Friday, 11 June 2010

The Farmer and the Minister

After leaving university at the end of my divinity degree I had to do some time as an assistant. When it was known that there was an assistant in the Presbytery area other ministers would call on your services to allow them to have a Sunday away. This often meant travelling a distance to small country churches. Some of these churches would have fairly small congregations at the best of times, even smaller when they were aware it was not their own minister.

I remember one Sunday getting lost going round country roads looking for the church I was due to preach in at 10am. Eventually I found it but only after parking the car and trudging across a muddy field. I conducted the service to a small gathering then made my way back over the field. I was then expected at another church where I had to go through the whole service a second time.

At the end of the day I had muddy shoes and trousers, had preached the same sermon twice, to possible a total of twenty-five people. I remember asking if it was worth the time and effort.

I remember later retelling this story to an old farmer who told me the following tale.

An old hill farming crofter trudges several miles through freezing snow to his local and very remote chapel for Sunday service. No-one else is there, except the minister.

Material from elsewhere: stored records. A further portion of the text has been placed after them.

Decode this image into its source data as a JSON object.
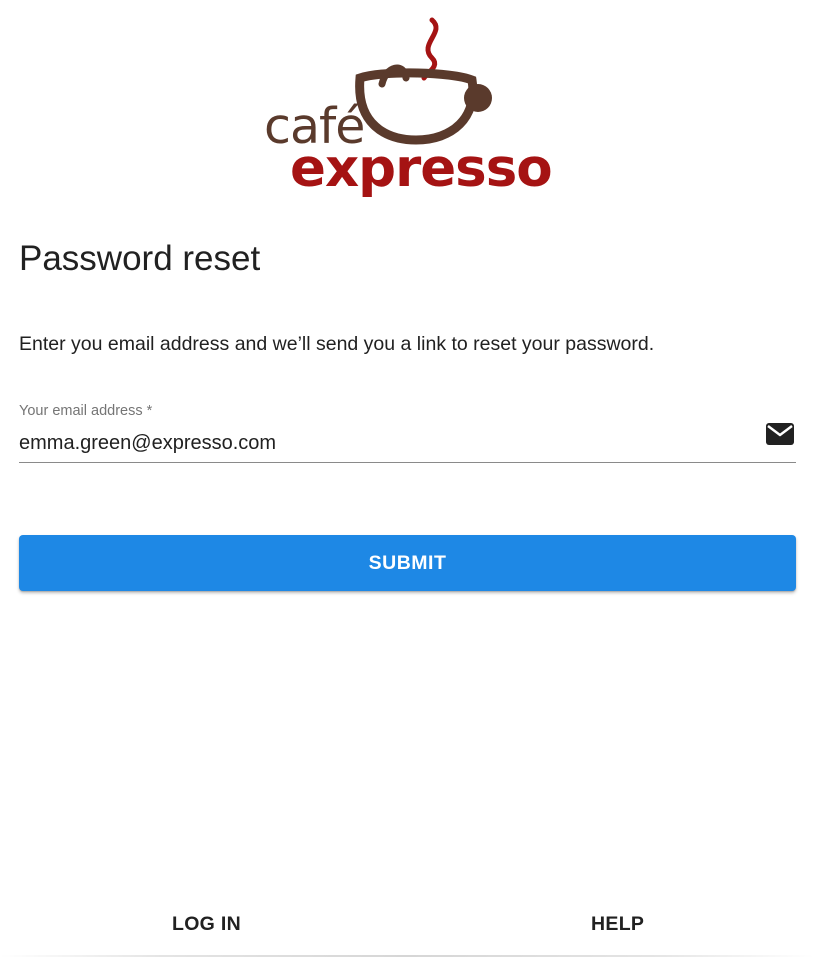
{
  "logo": {
    "line1": "café",
    "line2": "expresso",
    "brand_colors": {
      "brown": "#5a3a2c",
      "red": "#a51313"
    }
  },
  "page": {
    "title": "Password reset",
    "instructions": "Enter you email address and we’ll send you a link to reset your password."
  },
  "email_field": {
    "label": "Your email address *",
    "value": "emma.green@expresso.com",
    "icon": "mail-icon"
  },
  "submit": {
    "label": "SUBMIT",
    "color": "#1e88e5"
  },
  "bottom_nav": {
    "login_label": "LOG IN",
    "help_label": "HELP"
  }
}
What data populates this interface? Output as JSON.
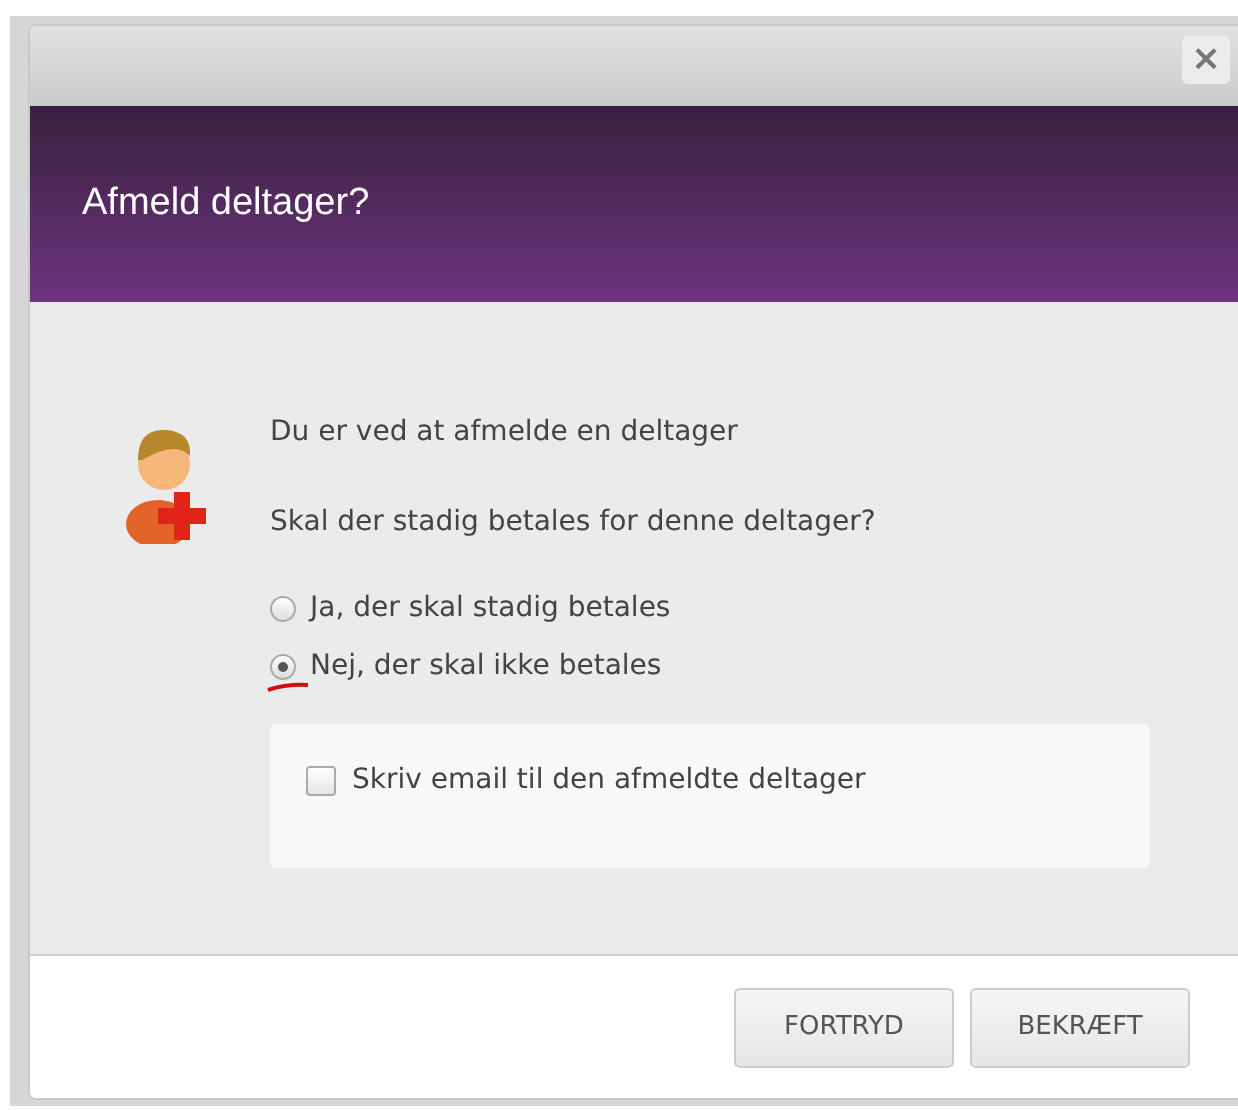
{
  "dialog": {
    "close_icon": "×",
    "title": "Afmeld deltager?",
    "message": "Du er ved at afmelde en deltager",
    "question": "Skal der stadig betales for denne deltager?",
    "payment_options": [
      {
        "label": "Ja, der skal stadig betales",
        "selected": false
      },
      {
        "label": "Nej, der skal ikke betales",
        "selected": true
      }
    ],
    "email_option": {
      "label": "Skriv email til den afmeldte deltager",
      "checked": false
    },
    "buttons": [
      {
        "label": "FORTRYD"
      },
      {
        "label": "BEKRÆFT"
      }
    ]
  }
}
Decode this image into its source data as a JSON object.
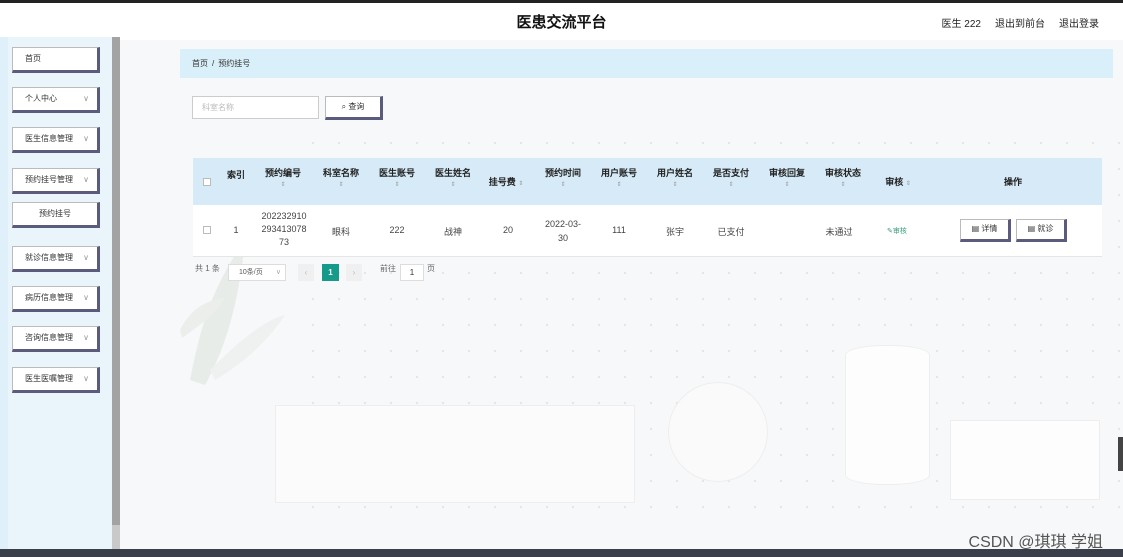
{
  "header": {
    "title": "医患交流平台",
    "user": "医生 222",
    "back_frontend": "退出到前台",
    "logout": "退出登录"
  },
  "sidebar": {
    "items": [
      {
        "label": "首页"
      },
      {
        "label": "个人中心"
      },
      {
        "label": "医生信息管理"
      },
      {
        "label": "预约挂号管理"
      },
      {
        "label": "预约挂号"
      },
      {
        "label": "就诊信息管理"
      },
      {
        "label": "病历信息管理"
      },
      {
        "label": "咨询信息管理"
      },
      {
        "label": "医生医嘱管理"
      }
    ]
  },
  "breadcrumb": {
    "home": "首页",
    "separator": "/",
    "current": "预约挂号"
  },
  "search": {
    "placeholder": "科室名称",
    "button_label": "查询"
  },
  "table": {
    "columns": [
      "索引",
      "预约编号",
      "科室名称",
      "医生账号",
      "医生姓名",
      "挂号费",
      "预约时间",
      "用户账号",
      "用户姓名",
      "是否支付",
      "审核回复",
      "审核状态",
      "审核",
      "操作"
    ],
    "rows": [
      {
        "index": "1",
        "booking_no": "20223291029341307873",
        "booking_no_lines": [
          "202232910",
          "293413078",
          "73"
        ],
        "department": "眼科",
        "doctor_account": "222",
        "doctor_name": "战神",
        "fee": "20",
        "booking_time_lines": [
          "2022-03-",
          "30"
        ],
        "user_account": "111",
        "user_name": "张宇",
        "paid": "已支付",
        "audit_reply": "",
        "audit_status": "未通过",
        "audit_action": "审核",
        "detail_label": "详情",
        "visit_label": "就诊"
      }
    ]
  },
  "pagination": {
    "total": "共 1 条",
    "page_size": "10条/页",
    "current_page": "1",
    "goto_label": "前往",
    "goto_value": "1",
    "page_unit": "页"
  },
  "watermark": "CSDN @琪琪 学姐"
}
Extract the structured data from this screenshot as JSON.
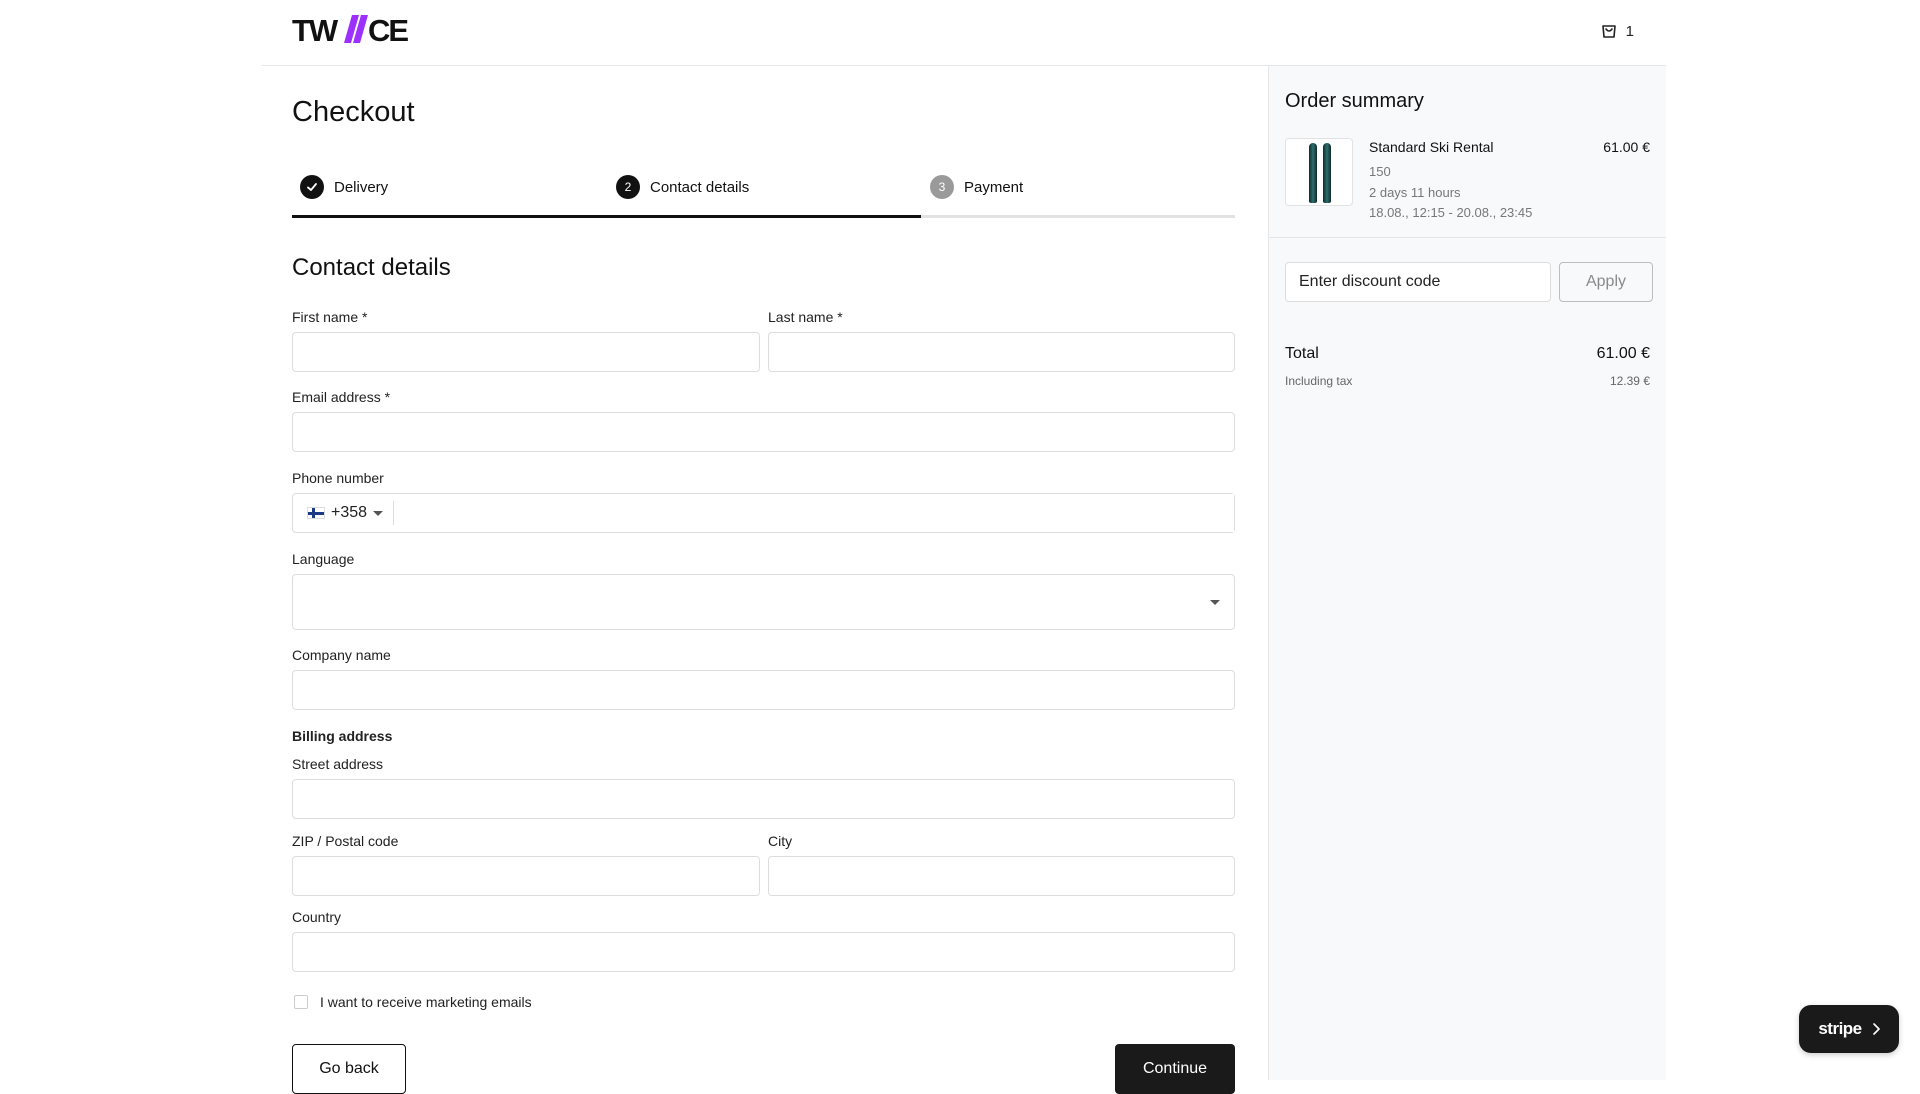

"I'm not sure it's worth proceeding with the service – would we not do better going back to our warm homes and a hot drink?" said the minister, inviting a mutually helpful reaction from his audience of one.

"Well, I'm just a simple farmer," says the old crofter, "But when I go to feed my herd, and if only one beast turns up, I sure don't leave it hungry."

So the clergyman, feeling somewhat ashamed, delivers his service - all the bells and whistles, hymns and readings, lasting a good couple of hours - finishing proudly with the fresh observation that no matter how small the need, our duty remains. And he thanks the old farmer for the lesson he has learned.

"Was that okay?" asks the clergyman, as the two set off home.

"Well I'm just a simple farmer," says the old crofter, "But when I go to feed my herd, and if only one beast turns up, I sure don't force it to eat what I brought for the whole herd."

Yesterday I had a conversation with somebody I had never spoken to before. I had seen him around and had asked friends  who he was. Most people knew his name but nobody ever seemed to speak with him. I found him a fasinating character full of wit and wisdom, and I left glad I had taken the time to sit in his company and share some time with him.

Sometimes gems are found in the least expected places.

This blog is linked to my other where I discuss the artwork  The Conspirators

1 comment:

  1. Your last line is so very true, Ralph. Wish everybody could come to that realization. Excellent story and I am reminded of how wise simple people really are. I hope I am more of a simple person myself...I can only hope...